And a life sentence? It’s impossible, she said, to face that punishment and not be scared.
“I haven’t done anything to even remotely warrant spending the rest of my life in prison,” McNeil said, “and no one else did either.”
She added that while she couldn’t speculate about Gill’s intention in this prosecution, there’s no way these charges — what she called “an obvious overreaction” — don’t stymie activism, especially when so many of those charged are so young and some are people of color, who are already overpoliced.
McNeil said the gang enhancement feels particularly cruel.
“That’s essentially calling protesters a gang, with all of the connotations that come with that,” she said.
Utah law says that the criminal penalties can be enhanced if prosecutors can show someone committed a crime as part of a criminal gang or “in concert with two or more persons.”
Groth said it was a law passed in the 1990s to combat organized street gangs and the sales of crack cocaine, not protesters.
“The idea that you could be considered a member of gang-related activity for engaging in protests,” he said, “I think really defeats the spirit of our democracy.”
Groth said Gill’s decision to file charge, then hand off the case, “seems like a wink and a nod” to whomever the case is given to — and not a truly independent process.
“You’re providing the context for the rest of the prosecutor’s decision, even if they are from another office,” he said. “That prosecutor is going to start with a first-degree felony with a gang enhancement that carries a life sentence. That is the starting point.”
While McNeil wouldn’t guess Gill’s intentions with the filing, Huff would. Alleman’s defense attorney believes this is a case of “plea charging,” in which a prosecutor files an intentionally severe charge knowing the defendant would rather plead to a lower offense than risk going to trial.
”There is no way in the world that Sim Gill or anyone in the world actually believes that they’re actually going to take [Alleman] to trial and convict her of a first-degree felony,” he said.
Ramos, the attorney for Hill and Mower, said he wouldn’t talk on behalf of his clients, but he said he hoped Gill would reflect on this decision compared to his past words.
He pointed to a 2018 commentary Gill wrote in The Tribune, discussing the important role of the office, saying it’s more than a title. “It is an opportunity to put our best effort forward, in the service of our community, guided by our ideals of justice, fairness, equality and truth,” Gill wrote. “It is about solving problems, righting wrongs, giving voice to the hopeless and advocating for the unheard and forgotten.”

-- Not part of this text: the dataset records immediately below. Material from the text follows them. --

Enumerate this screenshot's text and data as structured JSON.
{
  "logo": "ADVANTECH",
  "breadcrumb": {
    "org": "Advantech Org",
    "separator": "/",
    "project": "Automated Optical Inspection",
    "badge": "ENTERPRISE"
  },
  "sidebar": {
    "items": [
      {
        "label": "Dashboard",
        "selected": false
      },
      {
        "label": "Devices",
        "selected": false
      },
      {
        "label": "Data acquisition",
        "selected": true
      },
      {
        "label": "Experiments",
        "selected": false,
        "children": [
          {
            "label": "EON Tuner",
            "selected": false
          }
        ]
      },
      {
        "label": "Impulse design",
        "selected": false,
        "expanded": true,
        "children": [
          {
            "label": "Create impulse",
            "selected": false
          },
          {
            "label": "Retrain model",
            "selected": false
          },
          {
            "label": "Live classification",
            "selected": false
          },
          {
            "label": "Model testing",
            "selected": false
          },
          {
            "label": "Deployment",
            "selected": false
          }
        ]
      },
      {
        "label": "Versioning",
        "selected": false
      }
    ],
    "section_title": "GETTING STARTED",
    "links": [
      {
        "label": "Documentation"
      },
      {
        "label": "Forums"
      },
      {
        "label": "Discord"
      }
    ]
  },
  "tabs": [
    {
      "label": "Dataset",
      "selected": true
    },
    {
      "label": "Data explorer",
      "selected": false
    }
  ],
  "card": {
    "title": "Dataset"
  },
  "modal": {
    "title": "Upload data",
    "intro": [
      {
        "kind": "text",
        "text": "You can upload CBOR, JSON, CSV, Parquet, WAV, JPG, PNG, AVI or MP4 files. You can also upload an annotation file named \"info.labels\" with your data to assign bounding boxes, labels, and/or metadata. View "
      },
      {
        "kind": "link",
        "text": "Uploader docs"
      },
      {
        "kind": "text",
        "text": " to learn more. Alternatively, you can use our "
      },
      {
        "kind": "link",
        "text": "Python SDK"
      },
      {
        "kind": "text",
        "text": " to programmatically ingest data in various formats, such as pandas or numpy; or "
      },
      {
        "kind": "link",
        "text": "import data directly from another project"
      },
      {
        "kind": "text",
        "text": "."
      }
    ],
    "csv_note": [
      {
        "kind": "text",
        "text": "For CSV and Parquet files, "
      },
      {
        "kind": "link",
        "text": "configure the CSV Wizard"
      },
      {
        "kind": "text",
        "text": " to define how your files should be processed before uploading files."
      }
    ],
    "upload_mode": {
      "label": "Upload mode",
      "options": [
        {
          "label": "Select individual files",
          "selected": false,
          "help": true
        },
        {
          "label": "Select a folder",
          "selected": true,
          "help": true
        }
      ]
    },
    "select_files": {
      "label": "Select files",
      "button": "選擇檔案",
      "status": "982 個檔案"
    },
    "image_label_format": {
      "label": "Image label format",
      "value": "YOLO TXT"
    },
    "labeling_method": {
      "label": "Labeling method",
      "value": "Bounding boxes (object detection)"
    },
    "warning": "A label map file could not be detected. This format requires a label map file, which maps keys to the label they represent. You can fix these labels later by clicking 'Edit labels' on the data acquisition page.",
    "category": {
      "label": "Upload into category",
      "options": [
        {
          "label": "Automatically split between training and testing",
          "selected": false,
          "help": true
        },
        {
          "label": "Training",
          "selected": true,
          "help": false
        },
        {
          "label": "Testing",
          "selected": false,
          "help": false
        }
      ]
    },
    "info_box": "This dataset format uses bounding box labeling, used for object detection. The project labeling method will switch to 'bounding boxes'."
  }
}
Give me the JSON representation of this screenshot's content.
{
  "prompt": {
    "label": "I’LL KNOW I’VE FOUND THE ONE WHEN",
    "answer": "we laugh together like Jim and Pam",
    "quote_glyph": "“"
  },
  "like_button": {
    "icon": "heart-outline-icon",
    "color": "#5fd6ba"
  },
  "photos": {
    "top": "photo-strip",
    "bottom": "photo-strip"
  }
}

It’s not just defense attorneys and the accused who are speaking out against the charges. Salt Lake City Mayor Erin Mendenhall said Wednesday that she felt they were excessive.
“If a crime is committed, there should be a consequence,” she said in a video on Twitter. “But that consequence needs to be proportionate to the crime itself. And in this case, where we’re seeing the potential for an individual to spend a lifetime in prison for buying paint, that is too extreme. I don’t agree with the extent and the potential for these charges. And I hope the criminal justice system won’t take it that far.”
Gill said that while prosecutors do have wide discretion, he said that it’s his prosecutors’ jobs to look at the facts and apply the laws equally to everyone. He said what they did with these protesters is no different than how they analyze every other case.
But Gill’s office did use that discretion recently, declining to file charges against protesters after more than 40 people were arrested for curfew violations during one of Salt Lake City’s first anti-police demonstrations, on May 30.
He called it “a matter of fairness” because people have the right to protest.
“Especially when the exercise of those rights does not involve injury or harm to people or property,” the office said later in a statement.
McNeil says these charges prove a claim protesters have been making for weeks, that officials seem to value property more than people.
“Is that really the society we want to live in?” McNeil asked. “Where the facade of a building is much more important than actual human life?”